== Data ==
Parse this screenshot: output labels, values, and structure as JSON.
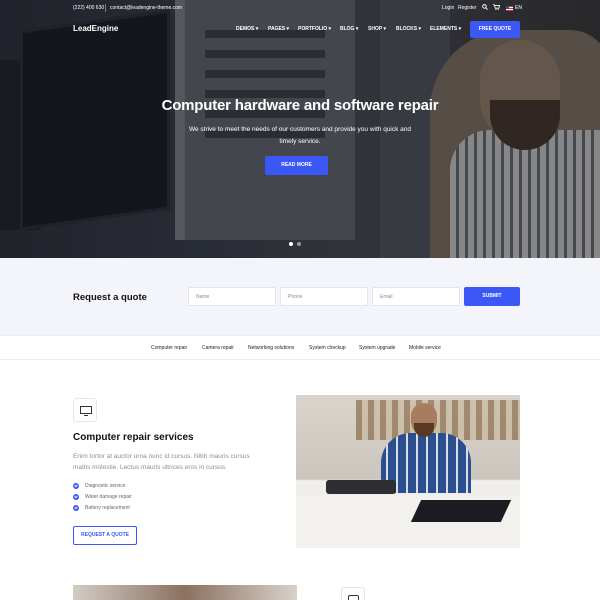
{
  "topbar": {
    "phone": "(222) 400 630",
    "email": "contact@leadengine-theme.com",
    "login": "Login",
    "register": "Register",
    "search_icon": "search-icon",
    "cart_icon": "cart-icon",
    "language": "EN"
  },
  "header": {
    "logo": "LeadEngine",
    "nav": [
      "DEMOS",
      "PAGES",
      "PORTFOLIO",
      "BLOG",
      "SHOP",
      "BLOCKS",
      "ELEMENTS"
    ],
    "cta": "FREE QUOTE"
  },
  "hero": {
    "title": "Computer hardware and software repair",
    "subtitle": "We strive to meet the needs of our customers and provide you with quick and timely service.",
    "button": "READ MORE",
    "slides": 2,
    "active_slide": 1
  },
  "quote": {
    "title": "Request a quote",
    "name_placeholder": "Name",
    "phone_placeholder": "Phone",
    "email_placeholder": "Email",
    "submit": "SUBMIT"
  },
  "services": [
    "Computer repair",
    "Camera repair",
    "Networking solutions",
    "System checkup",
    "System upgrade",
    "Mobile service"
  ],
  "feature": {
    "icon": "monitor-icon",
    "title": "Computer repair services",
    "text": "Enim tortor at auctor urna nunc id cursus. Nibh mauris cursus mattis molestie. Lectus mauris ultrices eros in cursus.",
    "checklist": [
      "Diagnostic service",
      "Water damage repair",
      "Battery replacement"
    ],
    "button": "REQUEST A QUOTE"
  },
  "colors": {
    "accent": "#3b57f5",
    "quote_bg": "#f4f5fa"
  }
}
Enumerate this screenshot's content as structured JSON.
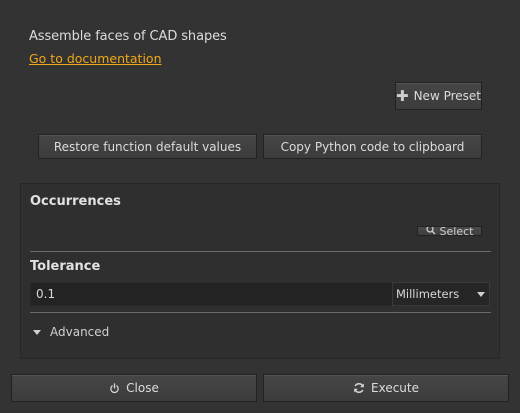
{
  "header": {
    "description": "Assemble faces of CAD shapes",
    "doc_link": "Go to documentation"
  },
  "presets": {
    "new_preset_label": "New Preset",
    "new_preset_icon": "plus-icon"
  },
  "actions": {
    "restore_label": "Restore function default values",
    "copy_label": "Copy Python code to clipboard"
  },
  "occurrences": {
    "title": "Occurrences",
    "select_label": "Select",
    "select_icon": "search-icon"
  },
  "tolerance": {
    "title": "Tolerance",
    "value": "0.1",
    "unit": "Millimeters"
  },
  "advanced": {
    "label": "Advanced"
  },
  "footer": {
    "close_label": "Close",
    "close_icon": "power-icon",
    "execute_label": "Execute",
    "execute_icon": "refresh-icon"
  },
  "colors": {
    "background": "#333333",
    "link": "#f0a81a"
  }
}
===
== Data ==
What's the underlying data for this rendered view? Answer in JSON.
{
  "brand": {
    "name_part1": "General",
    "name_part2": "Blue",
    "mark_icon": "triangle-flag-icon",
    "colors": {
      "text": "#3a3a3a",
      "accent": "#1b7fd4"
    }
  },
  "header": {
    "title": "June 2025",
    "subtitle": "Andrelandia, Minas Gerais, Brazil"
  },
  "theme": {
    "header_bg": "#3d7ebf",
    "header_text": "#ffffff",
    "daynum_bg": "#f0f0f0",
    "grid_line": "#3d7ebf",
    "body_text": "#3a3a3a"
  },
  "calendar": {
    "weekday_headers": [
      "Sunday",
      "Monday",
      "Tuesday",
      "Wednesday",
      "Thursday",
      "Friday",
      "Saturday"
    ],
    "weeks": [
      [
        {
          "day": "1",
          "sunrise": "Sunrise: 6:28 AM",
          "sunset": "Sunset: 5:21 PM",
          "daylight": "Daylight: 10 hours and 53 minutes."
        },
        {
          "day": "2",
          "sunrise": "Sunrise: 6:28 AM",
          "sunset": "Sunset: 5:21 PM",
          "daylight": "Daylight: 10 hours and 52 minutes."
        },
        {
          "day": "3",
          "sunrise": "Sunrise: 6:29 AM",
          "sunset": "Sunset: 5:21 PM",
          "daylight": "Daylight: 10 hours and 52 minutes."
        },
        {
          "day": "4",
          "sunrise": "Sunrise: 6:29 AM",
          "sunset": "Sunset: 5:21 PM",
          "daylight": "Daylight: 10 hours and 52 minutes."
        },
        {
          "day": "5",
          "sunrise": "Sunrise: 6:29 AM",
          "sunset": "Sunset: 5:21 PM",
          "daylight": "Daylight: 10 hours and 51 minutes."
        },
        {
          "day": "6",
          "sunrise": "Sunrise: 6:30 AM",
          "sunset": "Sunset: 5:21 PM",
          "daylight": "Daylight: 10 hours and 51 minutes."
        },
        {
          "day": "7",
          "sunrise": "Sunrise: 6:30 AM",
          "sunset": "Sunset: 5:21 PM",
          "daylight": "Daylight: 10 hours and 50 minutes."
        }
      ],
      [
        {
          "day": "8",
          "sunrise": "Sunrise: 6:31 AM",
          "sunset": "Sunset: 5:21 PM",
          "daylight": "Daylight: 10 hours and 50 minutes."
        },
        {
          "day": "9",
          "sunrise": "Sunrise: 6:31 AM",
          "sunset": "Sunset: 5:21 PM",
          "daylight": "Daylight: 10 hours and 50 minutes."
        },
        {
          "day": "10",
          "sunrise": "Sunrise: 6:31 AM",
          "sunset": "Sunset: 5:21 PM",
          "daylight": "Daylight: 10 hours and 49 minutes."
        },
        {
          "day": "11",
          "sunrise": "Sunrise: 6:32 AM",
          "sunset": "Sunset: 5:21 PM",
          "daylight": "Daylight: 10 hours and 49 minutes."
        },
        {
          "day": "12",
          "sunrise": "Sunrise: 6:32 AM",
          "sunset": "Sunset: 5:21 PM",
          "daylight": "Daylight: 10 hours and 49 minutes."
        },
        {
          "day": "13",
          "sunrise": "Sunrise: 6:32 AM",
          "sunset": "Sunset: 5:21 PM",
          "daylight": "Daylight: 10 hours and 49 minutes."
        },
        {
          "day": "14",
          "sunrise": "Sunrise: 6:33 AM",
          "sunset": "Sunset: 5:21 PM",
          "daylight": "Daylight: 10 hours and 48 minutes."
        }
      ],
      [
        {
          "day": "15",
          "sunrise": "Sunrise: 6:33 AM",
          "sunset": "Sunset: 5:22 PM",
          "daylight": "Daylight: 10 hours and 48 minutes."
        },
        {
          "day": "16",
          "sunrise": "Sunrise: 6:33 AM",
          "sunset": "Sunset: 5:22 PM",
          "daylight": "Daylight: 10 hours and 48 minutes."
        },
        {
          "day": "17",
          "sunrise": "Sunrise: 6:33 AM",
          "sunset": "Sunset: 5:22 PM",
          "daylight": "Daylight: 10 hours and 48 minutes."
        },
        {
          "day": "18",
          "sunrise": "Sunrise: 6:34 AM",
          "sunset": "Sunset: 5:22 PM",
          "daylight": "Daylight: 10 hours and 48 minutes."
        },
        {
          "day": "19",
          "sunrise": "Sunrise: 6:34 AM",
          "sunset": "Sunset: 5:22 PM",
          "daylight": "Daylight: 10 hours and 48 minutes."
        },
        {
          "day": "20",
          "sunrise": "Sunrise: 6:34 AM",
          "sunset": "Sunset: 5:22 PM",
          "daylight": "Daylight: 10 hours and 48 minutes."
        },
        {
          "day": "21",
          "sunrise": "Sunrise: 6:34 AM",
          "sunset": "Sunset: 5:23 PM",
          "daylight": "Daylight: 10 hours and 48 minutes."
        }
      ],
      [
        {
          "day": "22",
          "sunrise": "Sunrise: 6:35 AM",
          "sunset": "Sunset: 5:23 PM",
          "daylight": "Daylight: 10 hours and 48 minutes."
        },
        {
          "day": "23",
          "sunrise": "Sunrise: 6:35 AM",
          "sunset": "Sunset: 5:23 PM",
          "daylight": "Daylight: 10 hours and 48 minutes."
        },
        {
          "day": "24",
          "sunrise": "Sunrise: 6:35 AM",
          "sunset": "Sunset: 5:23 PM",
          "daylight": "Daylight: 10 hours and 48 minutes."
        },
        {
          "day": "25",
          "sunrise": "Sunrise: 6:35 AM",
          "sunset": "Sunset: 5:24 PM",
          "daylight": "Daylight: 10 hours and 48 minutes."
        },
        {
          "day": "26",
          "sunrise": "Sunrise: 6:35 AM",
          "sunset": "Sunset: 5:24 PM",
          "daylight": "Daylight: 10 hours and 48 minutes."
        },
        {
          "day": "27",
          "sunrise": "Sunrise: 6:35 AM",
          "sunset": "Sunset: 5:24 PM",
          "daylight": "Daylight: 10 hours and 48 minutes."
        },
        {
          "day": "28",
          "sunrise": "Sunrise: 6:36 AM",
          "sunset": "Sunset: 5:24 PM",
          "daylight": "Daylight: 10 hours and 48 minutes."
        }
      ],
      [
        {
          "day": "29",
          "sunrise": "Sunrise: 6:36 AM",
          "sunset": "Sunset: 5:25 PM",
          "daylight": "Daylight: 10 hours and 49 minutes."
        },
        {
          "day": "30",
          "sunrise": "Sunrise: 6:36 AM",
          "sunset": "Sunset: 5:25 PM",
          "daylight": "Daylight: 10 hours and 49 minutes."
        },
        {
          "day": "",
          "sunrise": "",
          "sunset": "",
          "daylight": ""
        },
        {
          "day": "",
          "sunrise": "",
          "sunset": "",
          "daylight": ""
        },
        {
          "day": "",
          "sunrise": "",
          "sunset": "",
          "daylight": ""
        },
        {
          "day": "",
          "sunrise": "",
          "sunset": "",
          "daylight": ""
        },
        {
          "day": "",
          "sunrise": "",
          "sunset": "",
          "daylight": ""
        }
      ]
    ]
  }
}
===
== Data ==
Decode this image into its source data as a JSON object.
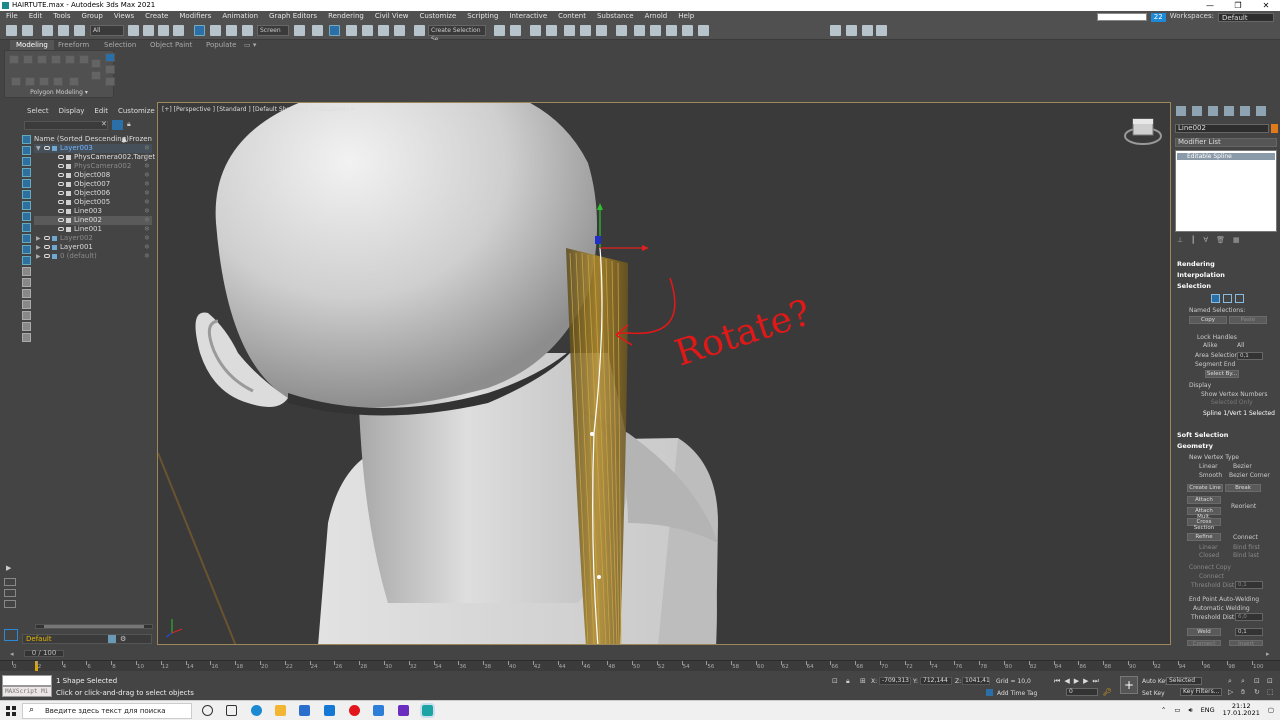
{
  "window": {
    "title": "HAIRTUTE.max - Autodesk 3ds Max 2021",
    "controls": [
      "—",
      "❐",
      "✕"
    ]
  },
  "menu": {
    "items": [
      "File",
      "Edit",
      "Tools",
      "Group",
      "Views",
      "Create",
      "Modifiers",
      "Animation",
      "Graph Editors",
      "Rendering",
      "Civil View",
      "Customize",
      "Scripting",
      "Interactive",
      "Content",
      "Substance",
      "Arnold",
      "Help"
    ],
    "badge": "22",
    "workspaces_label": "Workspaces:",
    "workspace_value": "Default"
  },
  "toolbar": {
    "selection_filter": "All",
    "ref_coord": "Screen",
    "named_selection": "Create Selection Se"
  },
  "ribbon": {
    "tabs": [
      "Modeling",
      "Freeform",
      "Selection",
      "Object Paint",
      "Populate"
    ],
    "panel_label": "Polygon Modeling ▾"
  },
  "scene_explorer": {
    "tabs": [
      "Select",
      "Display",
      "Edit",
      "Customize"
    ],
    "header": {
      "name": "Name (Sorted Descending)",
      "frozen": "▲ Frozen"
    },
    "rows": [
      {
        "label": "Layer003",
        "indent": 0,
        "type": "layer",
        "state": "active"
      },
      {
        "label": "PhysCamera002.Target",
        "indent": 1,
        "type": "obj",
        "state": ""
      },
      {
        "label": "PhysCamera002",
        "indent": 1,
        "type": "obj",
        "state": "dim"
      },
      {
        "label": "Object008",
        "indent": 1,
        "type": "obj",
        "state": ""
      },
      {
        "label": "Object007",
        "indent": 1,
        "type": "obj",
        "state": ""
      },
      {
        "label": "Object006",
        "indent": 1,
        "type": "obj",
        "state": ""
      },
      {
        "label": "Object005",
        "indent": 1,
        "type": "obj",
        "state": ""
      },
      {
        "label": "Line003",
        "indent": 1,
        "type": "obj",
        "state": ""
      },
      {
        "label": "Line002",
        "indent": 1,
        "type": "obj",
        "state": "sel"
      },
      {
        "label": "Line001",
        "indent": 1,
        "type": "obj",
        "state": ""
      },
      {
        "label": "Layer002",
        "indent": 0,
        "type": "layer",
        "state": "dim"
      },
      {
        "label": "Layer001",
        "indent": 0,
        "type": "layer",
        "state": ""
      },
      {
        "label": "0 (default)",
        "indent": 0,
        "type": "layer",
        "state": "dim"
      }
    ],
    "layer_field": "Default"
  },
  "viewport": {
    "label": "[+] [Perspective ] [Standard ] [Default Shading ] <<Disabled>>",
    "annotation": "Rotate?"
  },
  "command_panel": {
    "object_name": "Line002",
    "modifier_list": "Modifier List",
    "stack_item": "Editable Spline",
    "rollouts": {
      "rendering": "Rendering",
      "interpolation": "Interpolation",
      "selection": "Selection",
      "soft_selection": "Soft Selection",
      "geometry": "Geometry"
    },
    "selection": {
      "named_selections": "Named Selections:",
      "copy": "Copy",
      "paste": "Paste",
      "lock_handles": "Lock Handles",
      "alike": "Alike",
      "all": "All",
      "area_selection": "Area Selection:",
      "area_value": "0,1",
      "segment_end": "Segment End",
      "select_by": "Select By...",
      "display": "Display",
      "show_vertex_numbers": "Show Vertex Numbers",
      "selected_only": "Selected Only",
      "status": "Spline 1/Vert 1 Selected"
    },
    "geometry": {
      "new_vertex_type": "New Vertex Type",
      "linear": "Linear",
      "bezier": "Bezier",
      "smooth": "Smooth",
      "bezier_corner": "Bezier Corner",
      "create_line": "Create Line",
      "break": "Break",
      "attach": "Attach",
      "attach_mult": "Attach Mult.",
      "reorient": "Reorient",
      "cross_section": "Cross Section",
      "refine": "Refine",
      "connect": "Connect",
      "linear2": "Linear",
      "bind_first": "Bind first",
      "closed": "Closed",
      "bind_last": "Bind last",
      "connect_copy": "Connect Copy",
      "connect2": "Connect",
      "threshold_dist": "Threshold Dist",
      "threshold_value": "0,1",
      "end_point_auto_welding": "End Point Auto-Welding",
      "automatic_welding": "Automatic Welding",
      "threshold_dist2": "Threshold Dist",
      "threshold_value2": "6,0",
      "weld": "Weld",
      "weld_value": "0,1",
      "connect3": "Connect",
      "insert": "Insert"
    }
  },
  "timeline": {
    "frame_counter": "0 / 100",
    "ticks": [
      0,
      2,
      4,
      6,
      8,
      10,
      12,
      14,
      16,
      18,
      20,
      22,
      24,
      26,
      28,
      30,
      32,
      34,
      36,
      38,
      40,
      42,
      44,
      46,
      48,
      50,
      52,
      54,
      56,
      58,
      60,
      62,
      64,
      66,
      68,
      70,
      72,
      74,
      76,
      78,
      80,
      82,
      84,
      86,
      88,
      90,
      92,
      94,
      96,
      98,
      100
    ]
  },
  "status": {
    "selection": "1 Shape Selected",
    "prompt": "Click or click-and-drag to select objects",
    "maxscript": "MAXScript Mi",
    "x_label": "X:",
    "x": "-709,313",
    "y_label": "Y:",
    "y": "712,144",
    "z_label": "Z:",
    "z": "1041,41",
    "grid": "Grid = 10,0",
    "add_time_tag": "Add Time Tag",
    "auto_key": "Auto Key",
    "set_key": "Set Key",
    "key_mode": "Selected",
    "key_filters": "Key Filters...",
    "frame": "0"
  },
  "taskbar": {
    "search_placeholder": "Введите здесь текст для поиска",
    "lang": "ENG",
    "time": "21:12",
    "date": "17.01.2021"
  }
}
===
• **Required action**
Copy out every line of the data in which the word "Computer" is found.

• **Finished exercise**
    "title": "Computer hardware and software repair",
    "Computer repair",
    "title": "Computer repair services",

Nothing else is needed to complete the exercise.